"""

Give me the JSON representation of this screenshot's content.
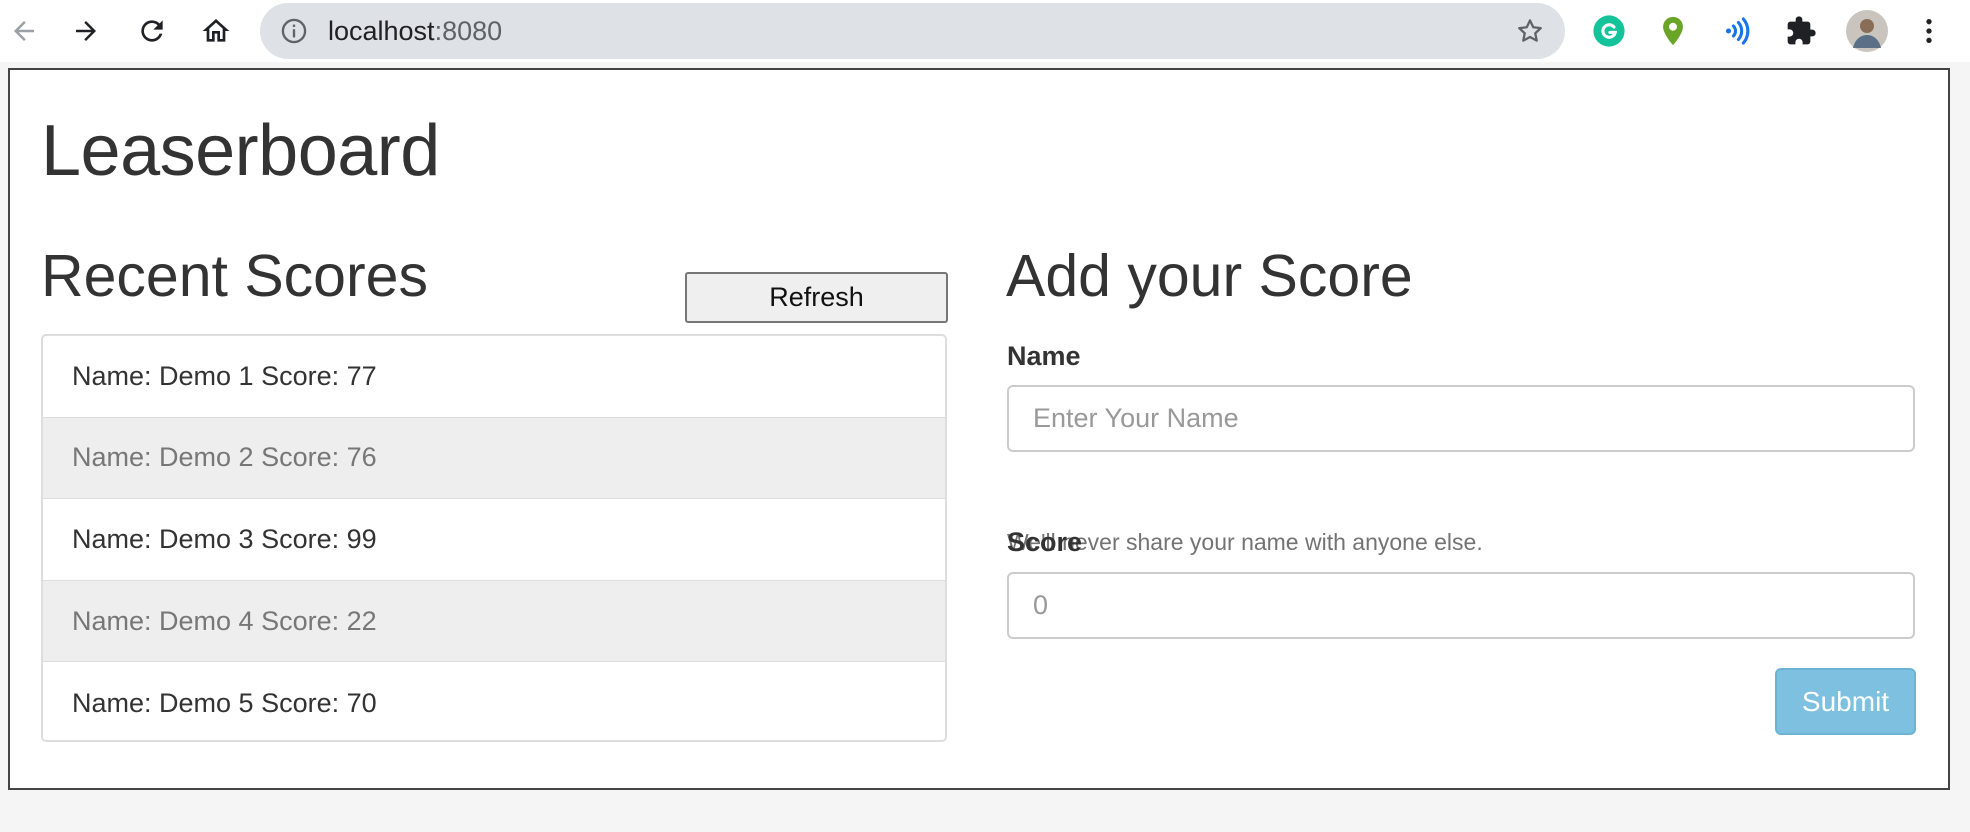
{
  "browser": {
    "url_host": "localhost",
    "url_port": ":8080"
  },
  "app": {
    "title": "Leaserboard"
  },
  "recent_scores": {
    "title": "Recent Scores",
    "refresh_label": "Refresh",
    "items": [
      {
        "text": "Name: Demo 1 Score: 77"
      },
      {
        "text": "Name: Demo 2 Score: 76"
      },
      {
        "text": "Name: Demo 3 Score: 99"
      },
      {
        "text": "Name: Demo 4 Score: 22"
      },
      {
        "text": "Name: Demo 5 Score: 70"
      }
    ]
  },
  "add_score": {
    "title": "Add your Score",
    "name_label": "Name",
    "name_placeholder": "Enter Your Name",
    "name_help": "We'll never share your name with anyone else.",
    "score_label": "Score",
    "score_placeholder": "0",
    "submit_label": "Submit"
  },
  "colors": {
    "submit_bg": "#7dc0df",
    "list_alt_bg": "#eeeeee",
    "text_primary": "#333333"
  },
  "icons": [
    "back-icon",
    "forward-icon",
    "reload-icon",
    "home-icon",
    "info-icon",
    "star-icon",
    "grammarly-icon",
    "location-pin-icon",
    "broadcast-icon",
    "puzzle-icon",
    "avatar",
    "kebab-menu-icon"
  ]
}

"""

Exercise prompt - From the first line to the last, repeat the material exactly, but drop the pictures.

Problem solution -
Give me the JSON representation of this screenshot's content.
{
  "browser": {
    "url_host": "localhost",
    "url_port": ":8080"
  },
  "app": {
    "title": "Leaserboard"
  },
  "recent_scores": {
    "title": "Recent Scores",
    "refresh_label": "Refresh",
    "items": [
      {
        "text": "Name: Demo 1 Score: 77"
      },
      {
        "text": "Name: Demo 2 Score: 76"
      },
      {
        "text": "Name: Demo 3 Score: 99"
      },
      {
        "text": "Name: Demo 4 Score: 22"
      },
      {
        "text": "Name: Demo 5 Score: 70"
      }
    ]
  },
  "add_score": {
    "title": "Add your Score",
    "name_label": "Name",
    "name_placeholder": "Enter Your Name",
    "name_help": "We'll never share your name with anyone else.",
    "score_label": "Score",
    "score_placeholder": "0",
    "submit_label": "Submit"
  },
  "colors": {
    "submit_bg": "#7dc0df",
    "list_alt_bg": "#eeeeee",
    "text_primary": "#333333"
  },
  "icons": [
    "back-icon",
    "forward-icon",
    "reload-icon",
    "home-icon",
    "info-icon",
    "star-icon",
    "grammarly-icon",
    "location-pin-icon",
    "broadcast-icon",
    "puzzle-icon",
    "avatar",
    "kebab-menu-icon"
  ]
}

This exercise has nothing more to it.